According to Greek mythology, Ares (the god of war, known to the Romans as Mars) was tried here by the gods for the murder of Poseidon's son Alirrothios. It is this legend that gives the hill its various names. Another legend says that the hill was the site of the trial of Orestes for killing his stepmother and her lover, Clytemnestra and Aegisthus.
History about Areopagus
In pre-classical times (before the 5th century BC), the Areopagus was the council of elders of the city, like the Roman Senate. Like the Senate, its membership derived from those who had held high public office, in this case that of Archon. In 462 BC, Ephialtes put through reforms which deprived the Areopagus of almost all its functions except that of a murder tribunal.
In classical times, the Areopagus functioned as the chief homicide court of Athens. At the foot of the Areopagus was a temple dedicated to the Erinyes, where murderers could find sanctuary.
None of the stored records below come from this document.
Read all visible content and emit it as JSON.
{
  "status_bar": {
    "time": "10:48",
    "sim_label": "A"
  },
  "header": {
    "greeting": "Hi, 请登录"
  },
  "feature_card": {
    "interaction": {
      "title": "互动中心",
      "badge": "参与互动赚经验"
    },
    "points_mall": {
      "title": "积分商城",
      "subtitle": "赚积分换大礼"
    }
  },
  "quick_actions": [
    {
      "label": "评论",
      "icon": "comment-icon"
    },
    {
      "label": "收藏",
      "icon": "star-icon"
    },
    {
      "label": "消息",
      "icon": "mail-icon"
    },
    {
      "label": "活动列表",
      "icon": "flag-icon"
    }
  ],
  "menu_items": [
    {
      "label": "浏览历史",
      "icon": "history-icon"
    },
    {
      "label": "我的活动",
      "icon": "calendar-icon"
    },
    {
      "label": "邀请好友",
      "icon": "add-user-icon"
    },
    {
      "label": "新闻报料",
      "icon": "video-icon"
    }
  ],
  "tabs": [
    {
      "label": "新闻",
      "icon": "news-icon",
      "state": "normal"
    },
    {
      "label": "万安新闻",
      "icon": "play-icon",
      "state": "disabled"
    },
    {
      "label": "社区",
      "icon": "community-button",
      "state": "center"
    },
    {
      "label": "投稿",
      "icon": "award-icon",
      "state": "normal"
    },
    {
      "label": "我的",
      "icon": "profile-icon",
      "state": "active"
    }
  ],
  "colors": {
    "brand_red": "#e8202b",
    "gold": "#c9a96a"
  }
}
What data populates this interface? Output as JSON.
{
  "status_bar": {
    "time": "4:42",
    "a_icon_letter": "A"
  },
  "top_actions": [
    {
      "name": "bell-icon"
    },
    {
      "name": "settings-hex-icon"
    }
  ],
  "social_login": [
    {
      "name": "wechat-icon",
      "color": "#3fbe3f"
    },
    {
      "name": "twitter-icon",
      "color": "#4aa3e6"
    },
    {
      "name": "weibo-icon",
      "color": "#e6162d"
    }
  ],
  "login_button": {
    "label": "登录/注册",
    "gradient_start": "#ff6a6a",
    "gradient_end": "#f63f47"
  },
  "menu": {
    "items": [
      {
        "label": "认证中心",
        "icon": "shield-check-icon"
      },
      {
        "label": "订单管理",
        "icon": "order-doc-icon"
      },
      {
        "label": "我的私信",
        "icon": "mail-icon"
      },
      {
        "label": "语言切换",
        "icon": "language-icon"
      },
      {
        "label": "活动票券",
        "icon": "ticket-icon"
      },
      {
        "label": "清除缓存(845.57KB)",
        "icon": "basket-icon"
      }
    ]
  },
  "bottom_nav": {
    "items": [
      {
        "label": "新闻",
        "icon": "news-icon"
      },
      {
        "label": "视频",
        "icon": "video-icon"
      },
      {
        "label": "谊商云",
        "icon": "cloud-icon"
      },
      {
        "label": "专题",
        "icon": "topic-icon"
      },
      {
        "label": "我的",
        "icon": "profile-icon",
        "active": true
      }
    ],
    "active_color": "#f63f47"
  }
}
Areopagus in the Bible
The Areopagus, like most city-state institutions, continued to function in Roman times, and it was then that the Apostle Paul delivered his famous speech about the identity of "the Unknown God." According to the biblical account (Acts 17):
A group of Epicurean and Stoic philosophers began to dispute with him. Some of them asked, "What is this babbler trying to say?" Others remarked, "He seems to be advocating foreign gods." They said this because Paul was preaching the good news about Jesus and the resurrection.
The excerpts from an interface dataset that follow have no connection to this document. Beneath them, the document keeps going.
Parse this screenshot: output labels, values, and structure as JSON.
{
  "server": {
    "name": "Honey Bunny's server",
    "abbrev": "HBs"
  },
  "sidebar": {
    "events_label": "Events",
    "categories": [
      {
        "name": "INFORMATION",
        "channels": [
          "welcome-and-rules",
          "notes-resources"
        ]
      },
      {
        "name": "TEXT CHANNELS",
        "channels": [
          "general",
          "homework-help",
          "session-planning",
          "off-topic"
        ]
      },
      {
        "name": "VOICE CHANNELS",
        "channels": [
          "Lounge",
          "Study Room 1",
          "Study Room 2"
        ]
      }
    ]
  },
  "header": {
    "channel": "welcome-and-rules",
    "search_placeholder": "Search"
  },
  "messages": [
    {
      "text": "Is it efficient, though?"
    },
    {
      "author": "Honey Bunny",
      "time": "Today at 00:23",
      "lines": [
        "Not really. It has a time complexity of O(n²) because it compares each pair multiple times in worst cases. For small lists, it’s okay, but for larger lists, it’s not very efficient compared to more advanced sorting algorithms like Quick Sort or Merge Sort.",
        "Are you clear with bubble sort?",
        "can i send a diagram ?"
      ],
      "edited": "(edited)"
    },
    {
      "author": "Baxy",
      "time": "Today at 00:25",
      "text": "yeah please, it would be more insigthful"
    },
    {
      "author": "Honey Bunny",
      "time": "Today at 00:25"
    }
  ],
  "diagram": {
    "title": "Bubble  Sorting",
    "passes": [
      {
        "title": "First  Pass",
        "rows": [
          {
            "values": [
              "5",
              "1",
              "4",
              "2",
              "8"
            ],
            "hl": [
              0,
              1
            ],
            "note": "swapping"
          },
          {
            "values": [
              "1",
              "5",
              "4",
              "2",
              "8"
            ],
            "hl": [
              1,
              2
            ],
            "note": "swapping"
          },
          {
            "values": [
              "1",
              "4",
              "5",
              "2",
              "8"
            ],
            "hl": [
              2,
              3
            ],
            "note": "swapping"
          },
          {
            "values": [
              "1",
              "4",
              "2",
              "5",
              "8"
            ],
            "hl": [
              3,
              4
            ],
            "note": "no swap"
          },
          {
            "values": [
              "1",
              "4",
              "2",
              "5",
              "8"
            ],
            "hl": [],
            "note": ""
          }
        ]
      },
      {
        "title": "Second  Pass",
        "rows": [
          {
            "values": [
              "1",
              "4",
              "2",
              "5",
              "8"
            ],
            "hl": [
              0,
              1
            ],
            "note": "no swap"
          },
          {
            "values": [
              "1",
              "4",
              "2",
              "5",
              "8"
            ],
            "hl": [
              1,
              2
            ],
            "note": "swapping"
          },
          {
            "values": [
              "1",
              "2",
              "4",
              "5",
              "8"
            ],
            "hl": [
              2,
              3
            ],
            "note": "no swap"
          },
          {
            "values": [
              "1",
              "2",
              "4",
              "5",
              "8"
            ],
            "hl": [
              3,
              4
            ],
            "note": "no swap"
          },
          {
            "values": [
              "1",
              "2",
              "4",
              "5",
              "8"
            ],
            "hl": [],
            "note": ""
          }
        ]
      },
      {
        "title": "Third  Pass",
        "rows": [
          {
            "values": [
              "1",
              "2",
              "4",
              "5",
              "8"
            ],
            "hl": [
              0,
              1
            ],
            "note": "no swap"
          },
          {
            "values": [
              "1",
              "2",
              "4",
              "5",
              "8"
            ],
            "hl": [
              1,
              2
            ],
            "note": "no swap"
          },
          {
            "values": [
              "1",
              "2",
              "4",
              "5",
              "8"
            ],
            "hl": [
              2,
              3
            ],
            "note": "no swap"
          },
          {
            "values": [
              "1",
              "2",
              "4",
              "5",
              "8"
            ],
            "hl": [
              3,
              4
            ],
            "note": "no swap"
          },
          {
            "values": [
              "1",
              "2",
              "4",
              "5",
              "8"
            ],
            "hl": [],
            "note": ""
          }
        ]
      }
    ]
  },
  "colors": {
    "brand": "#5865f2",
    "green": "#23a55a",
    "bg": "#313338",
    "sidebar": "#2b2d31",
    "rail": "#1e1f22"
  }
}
Then they took him and brought him to a meeting of the Areopagus, where they said to him, "May we know what this new teaching is that you are presenting? You are bringing some strange ideas to our ears, and we want to know what they mean. (All the Athenians and the foreigners who lived there spent their time doing nothing but talking about and listening to the latest ideas.)
Paul then stood up in the meeting of the Areopagus and said: "Men of Athens! I see that in every way you are very religious. For as I walked around and looked carefully at your objects of worship, I even found an altar with this inscription: TO AN UNKNOWN GOD. Now what you worship as something unknown I am going to proclaim to you."
...When they heard about the resurrection of the dead, some of them sneered, but others said, "We want to hear you again on this subject." At that, Paul left the Council. A few men became followers of Paul and believed. Among them was Dionysius, a member of the Areopagus, also a woman named Damaris, and a number of others.